In 2012, we established a community health leadership program by and for young gay men in Vancouver. Since then, our program has evolved to be so much more and has changed in so many ways. Now, we also work to create change in communities outside of Vancouver, including in Prince George and across the Fraser Valley, regions in this province where youth continue to navigate more overt forms of serophobia, cissexism and heterosexism with access to less resourced systems of support.
Who our program is by and for has also shifted in other important ways. In 2018, we made the decision to realign and to recommit to our values in our approach to reducing the impact of HIV stigma on our communities. This recommitment saw the beginning of a reimagining of our programs. It envisioned gender-affirming and culturally responsive education and support that does not rely on a colonial, binary understanding of gender and sexuality. It encouraged us to do the work of carving out a space where all youth impacted by the overlapping forces of serophobia, cissexism and heterosexism could access the resources to take care of ourselves and our communities. It demanded an honoring and an undoing of the ways that queer and trans women, and non-binary folks, are erased from of our collective understanding of who the HIV movement is by and for.
Almost three years have passed and through the labour of many, we have accomplished much, and still, we know there is much more work before us. One place in this work that we have spent some thought on over these two years has been the language we choose to use to name our community.
Today, we want to share some words that speak truth to some of these thoughts and hope that it provides a small window into the world of this ongoing work.
At YouthCO, we choose to use the language of “queer and trans youth” to describe those of us who experience our connection to sexuality, gender or relationships in ways that are dissimilar to the norms, scripts and expectations of the society we find ourselves in.
We choose this, while knowing that each of us has a unique relationship to these deeply personal parts of what makes us who we are. We know the joys in the journey of finding just the right words to name them, and we also know the pain. We have felt the comfort of being known, being seen, of being understood.
Our bodies also remember the hurt of being erased. Our bodies remember because as queer and trans youth, we are reminded every day, in so many ways, that this world refuses to hold the extra-ordinary wonder of who we are, and what that means for what must change.

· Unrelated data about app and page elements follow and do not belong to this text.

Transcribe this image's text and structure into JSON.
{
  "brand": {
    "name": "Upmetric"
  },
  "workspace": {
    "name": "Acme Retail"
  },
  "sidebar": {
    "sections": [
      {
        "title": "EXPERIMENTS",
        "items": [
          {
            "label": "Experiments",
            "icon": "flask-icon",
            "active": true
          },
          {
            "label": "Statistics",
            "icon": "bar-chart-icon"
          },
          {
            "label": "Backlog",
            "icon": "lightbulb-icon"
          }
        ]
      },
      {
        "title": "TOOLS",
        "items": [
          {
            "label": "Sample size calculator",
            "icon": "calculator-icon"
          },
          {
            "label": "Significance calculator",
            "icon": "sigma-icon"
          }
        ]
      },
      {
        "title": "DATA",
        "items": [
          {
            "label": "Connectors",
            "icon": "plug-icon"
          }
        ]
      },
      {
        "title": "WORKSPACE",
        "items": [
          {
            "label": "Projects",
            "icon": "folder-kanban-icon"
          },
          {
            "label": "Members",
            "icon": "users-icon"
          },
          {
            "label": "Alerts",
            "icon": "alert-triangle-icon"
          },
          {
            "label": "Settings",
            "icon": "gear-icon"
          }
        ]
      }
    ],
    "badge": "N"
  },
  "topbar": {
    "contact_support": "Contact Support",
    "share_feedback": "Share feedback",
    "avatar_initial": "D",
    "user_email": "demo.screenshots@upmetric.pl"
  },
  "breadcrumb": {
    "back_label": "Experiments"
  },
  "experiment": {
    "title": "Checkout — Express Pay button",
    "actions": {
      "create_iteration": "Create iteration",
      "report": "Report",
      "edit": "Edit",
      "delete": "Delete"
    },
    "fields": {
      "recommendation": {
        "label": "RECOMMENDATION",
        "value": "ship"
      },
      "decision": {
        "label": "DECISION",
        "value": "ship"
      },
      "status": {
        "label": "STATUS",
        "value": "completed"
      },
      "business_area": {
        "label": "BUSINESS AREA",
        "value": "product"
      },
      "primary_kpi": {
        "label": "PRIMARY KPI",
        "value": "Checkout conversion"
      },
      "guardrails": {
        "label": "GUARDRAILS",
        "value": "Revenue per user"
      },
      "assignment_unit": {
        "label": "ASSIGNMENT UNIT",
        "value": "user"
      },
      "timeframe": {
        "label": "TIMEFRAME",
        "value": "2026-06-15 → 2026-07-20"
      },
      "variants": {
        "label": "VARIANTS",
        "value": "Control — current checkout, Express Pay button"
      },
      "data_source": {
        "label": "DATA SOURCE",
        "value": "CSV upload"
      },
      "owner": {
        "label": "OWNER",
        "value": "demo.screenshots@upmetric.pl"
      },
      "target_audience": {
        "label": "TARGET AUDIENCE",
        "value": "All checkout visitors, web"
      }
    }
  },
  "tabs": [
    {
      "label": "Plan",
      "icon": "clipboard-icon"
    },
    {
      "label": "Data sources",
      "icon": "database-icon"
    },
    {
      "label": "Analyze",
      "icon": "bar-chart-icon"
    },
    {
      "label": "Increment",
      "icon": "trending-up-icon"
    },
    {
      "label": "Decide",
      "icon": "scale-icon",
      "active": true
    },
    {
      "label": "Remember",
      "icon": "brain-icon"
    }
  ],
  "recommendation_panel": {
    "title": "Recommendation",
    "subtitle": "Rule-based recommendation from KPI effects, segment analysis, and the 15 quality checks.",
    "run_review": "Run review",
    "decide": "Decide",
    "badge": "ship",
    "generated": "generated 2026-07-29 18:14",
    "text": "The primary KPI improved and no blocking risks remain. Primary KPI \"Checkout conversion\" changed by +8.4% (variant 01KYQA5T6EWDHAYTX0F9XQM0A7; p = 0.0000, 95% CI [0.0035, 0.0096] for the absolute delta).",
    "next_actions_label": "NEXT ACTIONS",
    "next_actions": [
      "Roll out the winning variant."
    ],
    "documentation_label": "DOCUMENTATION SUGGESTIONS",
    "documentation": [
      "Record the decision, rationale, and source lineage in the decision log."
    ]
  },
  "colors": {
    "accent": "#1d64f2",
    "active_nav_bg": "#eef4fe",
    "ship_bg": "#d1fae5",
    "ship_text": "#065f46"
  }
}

This knowing makes the choice a hard and heavy one. It is hard, because we know that the words we choose to use to describe ourselves and our peers will never be the words that each one of our peers will choose to use for themselves. It is heavy, because we know that this can hurt.
We offer our community these thoughts with the hope of holding as much of that hurt as we can, and to heal a small piece of the harm we have already caused.
We choose these words with the hope of being as expansive as we can in naming all the ways we are different, while also honouring all the ways that we are connected.
In a world that teaches us that what our bodies look like should determine who we are,
how we express this,
who we love,
how we love,
and how we should be treated,
we have chosen to offer each other new and forgotten teachings instead.
In a world that has built prisons and entire professions meant to shame us, we have created clinics and camps and classrooms meant to affirm every piece of us.
In a world that tries to destroy us, we have chosen to keep each other alive.
And in a world that continues to ignore the ways its response to HIV continues to disconnect us, at YouthCO, we are choosing to keep us together.
And much like all that we do as queer and trans youth, there is no script for this, there is no norm to follow, and there is only our own expectations of ourselves and each other to guide us.
We don’t have a perfect solution for what to call our community or even what to call our program (but that’s a post for another day).
What we do have are our values, and for now, this is what feels right by them.
And please, continue to teach us, continue to create with us, continue to help us keep each other alive.
It is our greatest gift.
Ivan on behalf of the YouthCO Team